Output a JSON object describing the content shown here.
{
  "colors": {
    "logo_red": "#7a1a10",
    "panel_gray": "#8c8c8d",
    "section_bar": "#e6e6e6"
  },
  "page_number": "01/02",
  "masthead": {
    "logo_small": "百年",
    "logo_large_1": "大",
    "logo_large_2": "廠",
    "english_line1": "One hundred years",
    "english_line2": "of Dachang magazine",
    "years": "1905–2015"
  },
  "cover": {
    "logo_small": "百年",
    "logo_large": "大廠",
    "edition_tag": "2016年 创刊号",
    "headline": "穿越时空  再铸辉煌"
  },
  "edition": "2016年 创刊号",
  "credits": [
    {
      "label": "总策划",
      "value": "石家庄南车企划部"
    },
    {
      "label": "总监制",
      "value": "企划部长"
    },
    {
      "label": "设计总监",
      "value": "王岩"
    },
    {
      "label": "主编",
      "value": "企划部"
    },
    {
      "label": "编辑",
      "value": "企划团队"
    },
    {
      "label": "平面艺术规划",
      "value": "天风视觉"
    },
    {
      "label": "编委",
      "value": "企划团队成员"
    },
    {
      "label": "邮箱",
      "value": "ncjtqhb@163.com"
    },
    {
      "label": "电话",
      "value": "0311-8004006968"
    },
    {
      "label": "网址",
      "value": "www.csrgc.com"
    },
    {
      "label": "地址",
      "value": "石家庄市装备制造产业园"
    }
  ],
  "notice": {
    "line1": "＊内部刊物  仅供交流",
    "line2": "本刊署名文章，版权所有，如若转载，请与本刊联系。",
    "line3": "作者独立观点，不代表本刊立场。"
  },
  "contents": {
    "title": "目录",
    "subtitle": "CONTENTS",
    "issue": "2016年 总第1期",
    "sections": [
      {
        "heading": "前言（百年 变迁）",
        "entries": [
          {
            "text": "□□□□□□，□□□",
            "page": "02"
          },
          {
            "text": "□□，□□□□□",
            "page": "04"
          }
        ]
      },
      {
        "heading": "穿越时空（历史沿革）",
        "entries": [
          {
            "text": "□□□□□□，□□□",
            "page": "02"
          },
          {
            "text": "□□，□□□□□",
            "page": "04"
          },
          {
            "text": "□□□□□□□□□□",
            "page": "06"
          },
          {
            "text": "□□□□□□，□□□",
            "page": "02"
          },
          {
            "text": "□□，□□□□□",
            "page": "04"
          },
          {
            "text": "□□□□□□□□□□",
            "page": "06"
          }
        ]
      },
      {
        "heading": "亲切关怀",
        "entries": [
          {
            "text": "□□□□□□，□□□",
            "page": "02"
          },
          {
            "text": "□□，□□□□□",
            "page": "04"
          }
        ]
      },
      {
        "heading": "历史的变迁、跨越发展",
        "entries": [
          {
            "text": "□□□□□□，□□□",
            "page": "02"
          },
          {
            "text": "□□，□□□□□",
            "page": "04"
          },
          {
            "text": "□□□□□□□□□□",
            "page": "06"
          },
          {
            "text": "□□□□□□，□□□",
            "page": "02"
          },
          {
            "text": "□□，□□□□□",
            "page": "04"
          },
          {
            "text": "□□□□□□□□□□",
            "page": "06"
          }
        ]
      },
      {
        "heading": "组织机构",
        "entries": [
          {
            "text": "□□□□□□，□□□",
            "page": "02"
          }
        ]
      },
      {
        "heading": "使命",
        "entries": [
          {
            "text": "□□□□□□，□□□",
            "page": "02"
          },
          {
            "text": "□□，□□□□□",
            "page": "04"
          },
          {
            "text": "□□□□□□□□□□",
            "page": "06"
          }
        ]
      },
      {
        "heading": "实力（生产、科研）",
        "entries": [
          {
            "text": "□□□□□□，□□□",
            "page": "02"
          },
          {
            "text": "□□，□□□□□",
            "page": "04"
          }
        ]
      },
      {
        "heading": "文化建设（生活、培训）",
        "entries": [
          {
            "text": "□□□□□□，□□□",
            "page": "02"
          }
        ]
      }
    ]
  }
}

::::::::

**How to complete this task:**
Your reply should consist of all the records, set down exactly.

**Your solution:**
Output a JSON object describing the content shown here.
{
  "colors": {
    "logo_red": "#7a1a10",
    "panel_gray": "#8c8c8d",
    "section_bar": "#e6e6e6"
  },
  "page_number": "01/02",
  "masthead": {
    "logo_small": "百年",
    "logo_large_1": "大",
    "logo_large_2": "廠",
    "english_line1": "One hundred years",
    "english_line2": "of Dachang magazine",
    "years": "1905–2015"
  },
  "cover": {
    "logo_small": "百年",
    "logo_large": "大廠",
    "edition_tag": "2016年 创刊号",
    "headline": "穿越时空  再铸辉煌"
  },
  "edition": "2016年 创刊号",
  "credits": [
    {
      "label": "总策划",
      "value": "石家庄南车企划部"
    },
    {
      "label": "总监制",
      "value": "企划部长"
    },
    {
      "label": "设计总监",
      "value": "王岩"
    },
    {
      "label": "主编",
      "value": "企划部"
    },
    {
      "label": "编辑",
      "value": "企划团队"
    },
    {
      "label": "平面艺术规划",
      "value": "天风视觉"
    },
    {
      "label": "编委",
      "value": "企划团队成员"
    },
    {
      "label": "邮箱",
      "value": "ncjtqhb@163.com"
    },
    {
      "label": "电话",
      "value": "0311-8004006968"
    },
    {
      "label": "网址",
      "value": "www.csrgc.com"
    },
    {
      "label": "地址",
      "value": "石家庄市装备制造产业园"
    }
  ],
  "notice": {
    "line1": "＊内部刊物  仅供交流",
    "line2": "本刊署名文章，版权所有，如若转载，请与本刊联系。",
    "line3": "作者独立观点，不代表本刊立场。"
  },
  "contents": {
    "title": "目录",
    "subtitle": "CONTENTS",
    "issue": "2016年 总第1期",
    "sections": [
      {
        "heading": "前言（百年 变迁）",
        "entries": [
          {
            "text": "□□□□□□，□□□",
            "page": "02"
          },
          {
            "text": "□□，□□□□□",
            "page": "04"
          }
        ]
      },
      {
        "heading": "穿越时空（历史沿革）",
        "entries": [
          {
            "text": "□□□□□□，□□□",
            "page": "02"
          },
          {
            "text": "□□，□□□□□",
            "page": "04"
          },
          {
            "text": "□□□□□□□□□□",
            "page": "06"
          },
          {
            "text": "□□□□□□，□□□",
            "page": "02"
          },
          {
            "text": "□□，□□□□□",
            "page": "04"
          },
          {
            "text": "□□□□□□□□□□",
            "page": "06"
          }
        ]
      },
      {
        "heading": "亲切关怀",
        "entries": [
          {
            "text": "□□□□□□，□□□",
            "page": "02"
          },
          {
            "text": "□□，□□□□□",
            "page": "04"
          }
        ]
      },
      {
        "heading": "历史的变迁、跨越发展",
        "entries": [
          {
            "text": "□□□□□□，□□□",
            "page": "02"
          },
          {
            "text": "□□，□□□□□",
            "page": "04"
          },
          {
            "text": "□□□□□□□□□□",
            "page": "06"
          },
          {
            "text": "□□□□□□，□□□",
            "page": "02"
          },
          {
            "text": "□□，□□□□□",
            "page": "04"
          },
          {
            "text": "□□□□□□□□□□",
            "page": "06"
          }
        ]
      },
      {
        "heading": "组织机构",
        "entries": [
          {
            "text": "□□□□□□，□□□",
            "page": "02"
          }
        ]
      },
      {
        "heading": "使命",
        "entries": [
          {
            "text": "□□□□□□，□□□",
            "page": "02"
          },
          {
            "text": "□□，□□□□□",
            "page": "04"
          },
          {
            "text": "□□□□□□□□□□",
            "page": "06"
          }
        ]
      },
      {
        "heading": "实力（生产、科研）",
        "entries": [
          {
            "text": "□□□□□□，□□□",
            "page": "02"
          },
          {
            "text": "□□，□□□□□",
            "page": "04"
          }
        ]
      },
      {
        "heading": "文化建设（生活、培训）",
        "entries": [
          {
            "text": "□□□□□□，□□□",
            "page": "02"
          }
        ]
      }
    ]
  }
}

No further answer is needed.